Exercise: Every line below that holds the string "Weird" should be copied out.

******************************

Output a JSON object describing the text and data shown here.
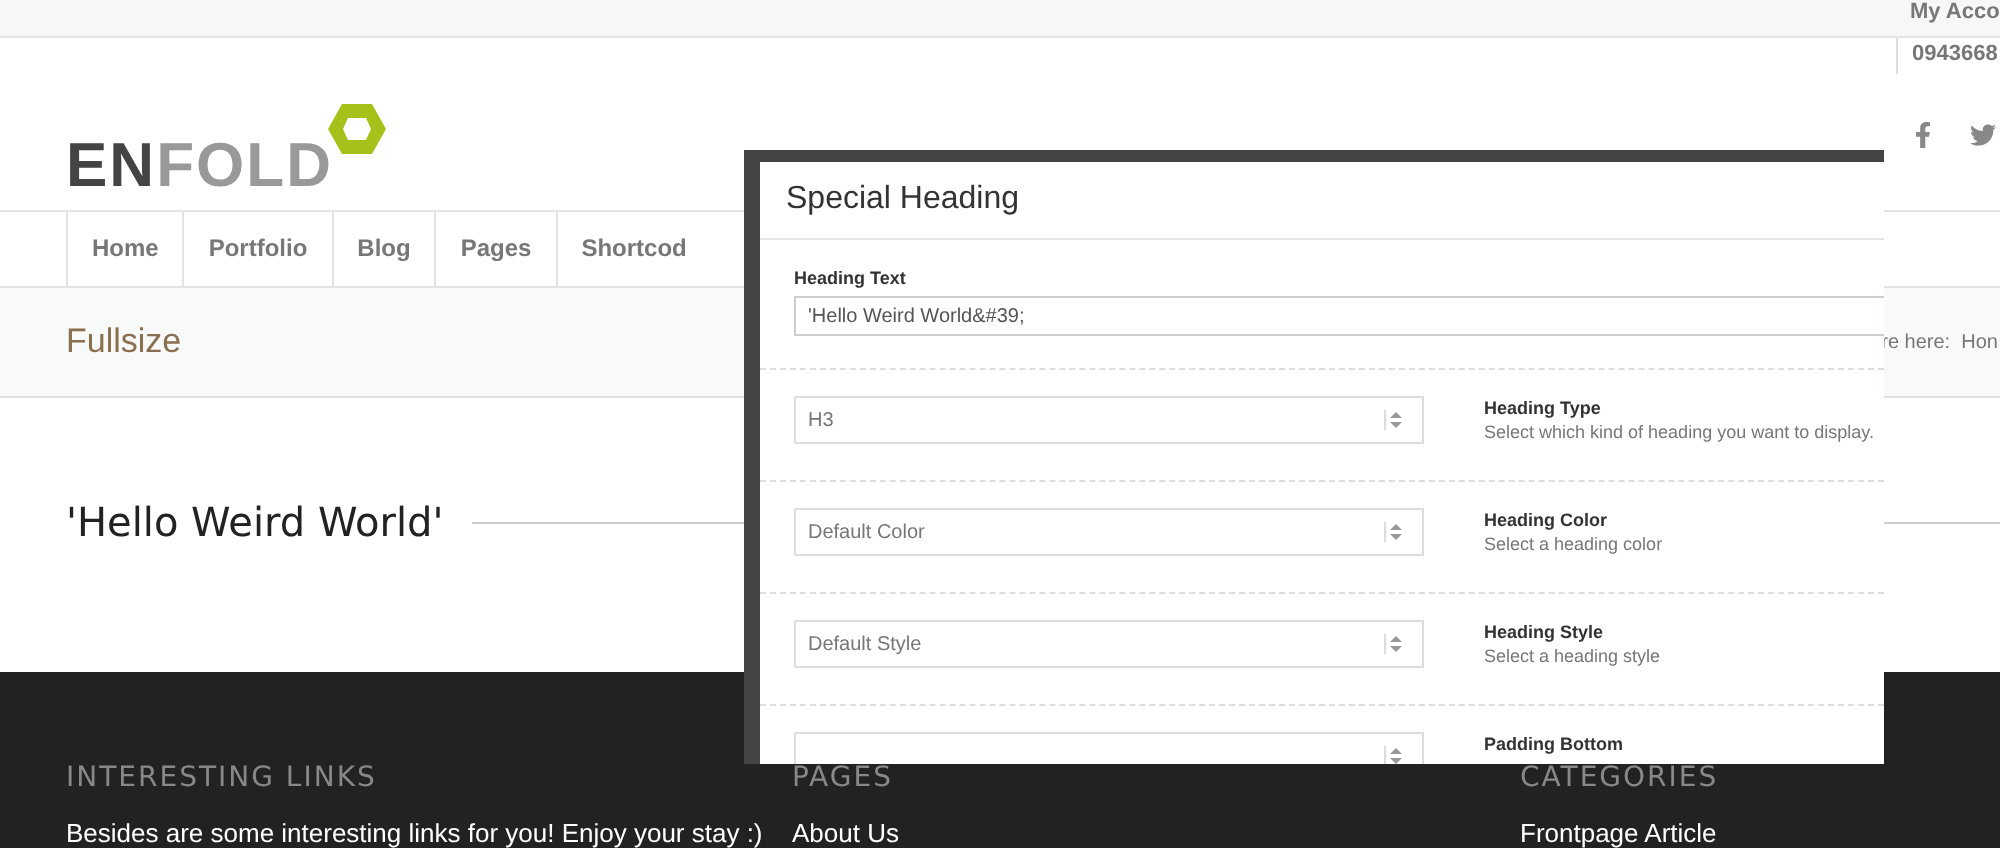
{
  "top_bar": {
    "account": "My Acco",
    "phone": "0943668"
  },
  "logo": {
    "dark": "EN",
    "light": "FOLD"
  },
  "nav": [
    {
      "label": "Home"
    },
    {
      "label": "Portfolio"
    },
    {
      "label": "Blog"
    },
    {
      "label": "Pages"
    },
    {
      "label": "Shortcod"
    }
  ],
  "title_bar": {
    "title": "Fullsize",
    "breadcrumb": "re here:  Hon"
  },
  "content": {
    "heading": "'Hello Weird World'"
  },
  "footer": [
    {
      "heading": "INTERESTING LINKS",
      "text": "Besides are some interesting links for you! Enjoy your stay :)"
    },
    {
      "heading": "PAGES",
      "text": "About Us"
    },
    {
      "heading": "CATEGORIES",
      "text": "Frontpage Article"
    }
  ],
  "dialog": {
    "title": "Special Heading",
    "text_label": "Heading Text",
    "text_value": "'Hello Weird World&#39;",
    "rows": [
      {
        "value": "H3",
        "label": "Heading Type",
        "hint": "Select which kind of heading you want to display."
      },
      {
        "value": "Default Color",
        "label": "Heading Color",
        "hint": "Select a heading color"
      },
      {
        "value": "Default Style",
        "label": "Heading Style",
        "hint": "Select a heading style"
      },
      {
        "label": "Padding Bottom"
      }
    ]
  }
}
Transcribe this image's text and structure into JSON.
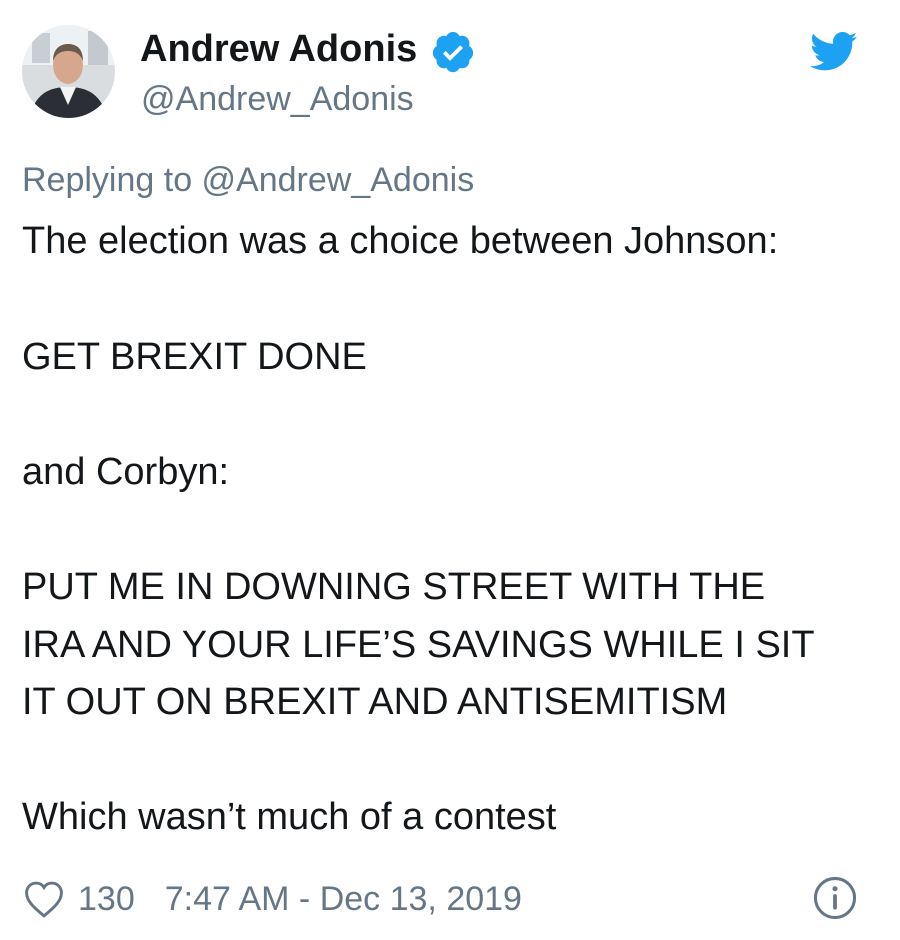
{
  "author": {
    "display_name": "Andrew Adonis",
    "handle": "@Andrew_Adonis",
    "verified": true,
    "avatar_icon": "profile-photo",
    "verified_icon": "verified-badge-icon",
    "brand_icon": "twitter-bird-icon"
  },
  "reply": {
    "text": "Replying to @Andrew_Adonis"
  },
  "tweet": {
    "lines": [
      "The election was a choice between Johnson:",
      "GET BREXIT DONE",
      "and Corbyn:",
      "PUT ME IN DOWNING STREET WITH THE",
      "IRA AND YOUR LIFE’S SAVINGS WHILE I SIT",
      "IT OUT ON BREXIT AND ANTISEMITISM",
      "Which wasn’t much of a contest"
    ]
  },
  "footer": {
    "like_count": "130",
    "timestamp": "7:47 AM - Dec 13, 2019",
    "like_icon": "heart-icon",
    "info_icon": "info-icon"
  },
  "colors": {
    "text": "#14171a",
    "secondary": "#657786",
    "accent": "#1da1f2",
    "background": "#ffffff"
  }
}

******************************

Task result:
    "heading": "'Hello Weird World'"
    "text_value": "'Hello Weird World&#39;",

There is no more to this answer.